Wars by the elites on the people are flaring in English-speaking nations on both sides of the Atlantic. It's being waged fiercely in the Palace of Westminster House of Commons and in the House of Lords. And in the newsrooms and greenrooms of American journalism.
There's much that can be said about it. You could argue it's the subject, open or veiled, or almost all recent British and American opinion journalism. But what I find most interesting is that the same elites who proclaim themselves the guardian of accepted mores and norms of civility have been freely, and self-righteously, abandoning those mores and norms without a hint of embarrassment.

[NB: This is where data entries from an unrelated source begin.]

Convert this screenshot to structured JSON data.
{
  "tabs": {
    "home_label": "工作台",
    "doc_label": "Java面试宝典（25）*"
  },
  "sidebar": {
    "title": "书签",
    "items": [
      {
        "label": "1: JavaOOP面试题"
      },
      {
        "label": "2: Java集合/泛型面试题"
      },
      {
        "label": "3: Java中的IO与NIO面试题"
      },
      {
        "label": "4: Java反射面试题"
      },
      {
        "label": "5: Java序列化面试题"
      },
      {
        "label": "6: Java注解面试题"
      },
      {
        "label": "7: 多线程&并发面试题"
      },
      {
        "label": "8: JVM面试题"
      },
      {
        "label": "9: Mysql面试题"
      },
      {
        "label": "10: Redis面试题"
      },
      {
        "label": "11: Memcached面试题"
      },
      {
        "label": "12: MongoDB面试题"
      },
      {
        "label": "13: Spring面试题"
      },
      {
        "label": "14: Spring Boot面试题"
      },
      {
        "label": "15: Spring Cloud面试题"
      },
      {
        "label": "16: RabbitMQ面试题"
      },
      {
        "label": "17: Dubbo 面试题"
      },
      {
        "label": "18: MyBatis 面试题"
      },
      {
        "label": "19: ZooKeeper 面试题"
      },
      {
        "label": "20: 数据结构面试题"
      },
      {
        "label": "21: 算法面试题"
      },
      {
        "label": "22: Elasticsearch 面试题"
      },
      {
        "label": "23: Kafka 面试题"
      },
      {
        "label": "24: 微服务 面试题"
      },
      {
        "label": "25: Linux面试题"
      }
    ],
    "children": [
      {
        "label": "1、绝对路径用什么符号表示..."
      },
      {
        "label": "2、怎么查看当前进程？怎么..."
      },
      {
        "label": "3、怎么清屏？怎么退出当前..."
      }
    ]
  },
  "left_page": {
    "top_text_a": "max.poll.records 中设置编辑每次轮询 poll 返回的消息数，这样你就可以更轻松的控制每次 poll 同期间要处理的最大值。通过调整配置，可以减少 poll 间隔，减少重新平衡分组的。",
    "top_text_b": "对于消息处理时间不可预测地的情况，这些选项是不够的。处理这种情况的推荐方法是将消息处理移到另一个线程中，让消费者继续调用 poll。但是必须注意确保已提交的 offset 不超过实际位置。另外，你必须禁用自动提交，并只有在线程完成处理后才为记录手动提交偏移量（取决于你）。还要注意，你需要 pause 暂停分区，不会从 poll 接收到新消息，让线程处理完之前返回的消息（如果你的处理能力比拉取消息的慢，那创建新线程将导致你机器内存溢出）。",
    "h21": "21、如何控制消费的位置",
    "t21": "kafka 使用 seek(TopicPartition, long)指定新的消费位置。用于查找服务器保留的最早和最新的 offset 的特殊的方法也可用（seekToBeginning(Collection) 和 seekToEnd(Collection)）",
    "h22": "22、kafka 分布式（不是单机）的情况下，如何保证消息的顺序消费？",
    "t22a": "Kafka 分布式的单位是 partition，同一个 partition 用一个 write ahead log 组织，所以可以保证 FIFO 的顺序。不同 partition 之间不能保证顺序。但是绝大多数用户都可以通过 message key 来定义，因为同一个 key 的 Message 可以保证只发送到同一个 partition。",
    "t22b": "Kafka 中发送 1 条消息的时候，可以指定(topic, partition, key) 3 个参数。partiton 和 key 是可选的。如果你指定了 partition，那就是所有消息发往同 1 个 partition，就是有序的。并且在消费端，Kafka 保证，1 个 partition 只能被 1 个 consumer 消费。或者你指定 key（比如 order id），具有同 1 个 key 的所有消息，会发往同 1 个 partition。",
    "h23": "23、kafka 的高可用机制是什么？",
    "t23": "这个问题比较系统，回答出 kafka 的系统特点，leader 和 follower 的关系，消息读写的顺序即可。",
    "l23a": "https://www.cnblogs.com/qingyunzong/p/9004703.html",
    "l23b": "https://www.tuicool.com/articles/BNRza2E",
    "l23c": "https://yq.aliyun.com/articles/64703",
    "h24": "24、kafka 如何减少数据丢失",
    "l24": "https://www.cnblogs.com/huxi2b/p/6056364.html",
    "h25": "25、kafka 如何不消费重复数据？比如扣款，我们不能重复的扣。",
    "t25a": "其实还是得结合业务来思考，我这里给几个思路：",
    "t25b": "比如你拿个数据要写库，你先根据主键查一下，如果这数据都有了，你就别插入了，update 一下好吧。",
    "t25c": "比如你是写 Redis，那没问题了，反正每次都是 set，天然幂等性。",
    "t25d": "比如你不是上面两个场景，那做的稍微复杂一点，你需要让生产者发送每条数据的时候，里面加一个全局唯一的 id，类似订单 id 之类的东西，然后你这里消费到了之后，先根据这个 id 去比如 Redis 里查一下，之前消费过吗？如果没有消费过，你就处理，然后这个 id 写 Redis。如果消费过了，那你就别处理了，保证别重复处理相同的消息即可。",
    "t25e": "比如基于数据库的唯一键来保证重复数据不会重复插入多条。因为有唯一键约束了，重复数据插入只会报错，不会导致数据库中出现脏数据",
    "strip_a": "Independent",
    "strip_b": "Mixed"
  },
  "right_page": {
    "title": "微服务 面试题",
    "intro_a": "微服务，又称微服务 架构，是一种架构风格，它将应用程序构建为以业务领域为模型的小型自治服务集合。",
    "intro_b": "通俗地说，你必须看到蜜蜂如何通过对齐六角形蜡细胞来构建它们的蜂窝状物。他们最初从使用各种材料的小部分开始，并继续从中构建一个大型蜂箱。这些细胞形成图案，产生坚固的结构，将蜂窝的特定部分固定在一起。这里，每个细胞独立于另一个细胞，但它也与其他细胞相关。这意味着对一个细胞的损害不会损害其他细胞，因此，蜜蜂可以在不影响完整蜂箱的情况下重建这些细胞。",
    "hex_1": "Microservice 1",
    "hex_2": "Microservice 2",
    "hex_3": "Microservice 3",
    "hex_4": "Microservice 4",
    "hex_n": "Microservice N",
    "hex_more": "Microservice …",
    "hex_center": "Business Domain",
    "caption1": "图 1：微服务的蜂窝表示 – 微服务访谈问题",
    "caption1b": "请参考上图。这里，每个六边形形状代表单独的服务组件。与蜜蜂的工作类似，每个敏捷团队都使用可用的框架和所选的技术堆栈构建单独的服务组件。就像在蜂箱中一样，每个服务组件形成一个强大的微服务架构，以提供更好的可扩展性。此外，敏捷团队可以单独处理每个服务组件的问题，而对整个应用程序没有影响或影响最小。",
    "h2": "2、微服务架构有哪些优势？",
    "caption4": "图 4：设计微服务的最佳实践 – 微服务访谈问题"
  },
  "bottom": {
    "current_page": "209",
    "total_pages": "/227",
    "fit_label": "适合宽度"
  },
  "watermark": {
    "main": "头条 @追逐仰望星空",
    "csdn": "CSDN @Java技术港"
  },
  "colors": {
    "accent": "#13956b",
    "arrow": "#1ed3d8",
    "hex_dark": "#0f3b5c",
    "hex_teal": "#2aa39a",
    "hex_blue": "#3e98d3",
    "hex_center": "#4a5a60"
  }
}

Consider what's been happening in Westminster. Some 21 MPs elected as Conservatives voted against Prime Minister Boris Johnson and effectively placed control of the agenda in the hands of the leftist, anti-Semitic Labour Party leader, Jeremy Corbyn. That goes against the long-established norm of voting with your party.
They were able to do so only because the House speaker, John Bercow, has abandoned longstanding precedent to allow such a vote, making it clear he did so to undermine Johnson's policy on Brexit. That goes against the long-established norm that the British speaker (unlike the speaker here) is politically neutral and follows precedent whatever the political effect.
The issue that divides Johnson and the large majority of Conservative MPs from the party rebels and the speaker (who was originally elected to Parliament as a Conservative) is, of course, Brexit.
British voters in June 2016, more than three years ago, voted to Leave rather than Remain in the European Union. Turnout was huge; discussion was thorough and dominated by the pro-Remain leaders of all parties and the pro-Remain BBC. Nonetheless, some 52 percent of British voters voted for Leave — a larger number than has ever voted for any party in the nation's history.
Yet Britain hasn't left yet, for reasons set out by Christopher Caldwell in the Claremont Review of Books. Johnson's feckless predecessor, Theresa May, made unilateral concessions to EU negotiators, guided by pro-Remain career civil servants. The Commons rejected her agreements three times by nearly 2-1 margins. She effectively abandoned the alternative that Britain would Leave without a deal, reverting to World Trade Organization trade rules.
Johnson has said he'll negotiate with the EU but, absent an agreement, will Leave on the Oct. 31 date Parliament voted for and revise the parliamentary schedule to facilitate that.
Remainers in Parliament and the press attacked his determination to carry out voters' solemn verdict as "undemocratic." Some called for a "unity" government, as if a position rejected by voters could forge unity. They routinely dismissed Leave voters as ignorant, bigoted or manipulated by campaign trickery. The two lead editorials in the pro-Remain Economist lament voters' cynicism and urge overturning voters' Brexit verdict.
Contempt for voters as ignorant and bigoted unites English-speaking elites on both sides of the Atlantic. Here it is apparent, or lightly disguised, in New York Times Executive Editor Dean Baquet's remarks at a newsroom meeting of reporters and editors last month.
The precipitating event seems to have been a Times headline reading, "Trump Urges Unity Vs. Racism." This accurate description of a presidential speech inspired Twitter rage from readers and Democratic politicians and was dropped for one with an anti-Trump hit, "Assailing Hate but Not Guns." So much for the norm of journalistic objectivity.
Baquet also reflected on The Times' coverage of the Trump presidency. He said, according to Slate: "Chapter 1 of the story of Donald Trump, not only for our newsroom but, frankly, for our readers, was: Did Donald Trump have untoward relationships with the Russians, and was there obstruction of justice?" But then he went on to say, "The day Bob Mueller walked off that witness stand, two things happened. Our readers who want Donald Trump to go away suddenly thought, 'Holy (expletive), Bob Mueller is not going to do it.'"
One of the hallmarks of a great journalist is an instinct for stories that are going to pan out. By his own account, Baquet and The Times lacked it for two years. So what's the paper's new No. 1 story? "(T)o write more deeply about the country, race, and other divisions," Baquet says, according to Slate. Hence The Times' 1619 Project. The news hook is the arrival of slaves in Virginia 400 years ago, with articles repeatedly asserting the centrality of racism in America ever since, in everything from the lack of universal health care, to the routes of the freeways in Atlanta.
In other words, having failed to oust Trump on Russia, The Times will try to discredit the elected president, his policies and his voters as racists. Contempt.
Michael Barone is a senior political analyst for the Washington Examiner, resident fellow at the American Enterprise Institute and longtime co-author of The Almanac of American Politics.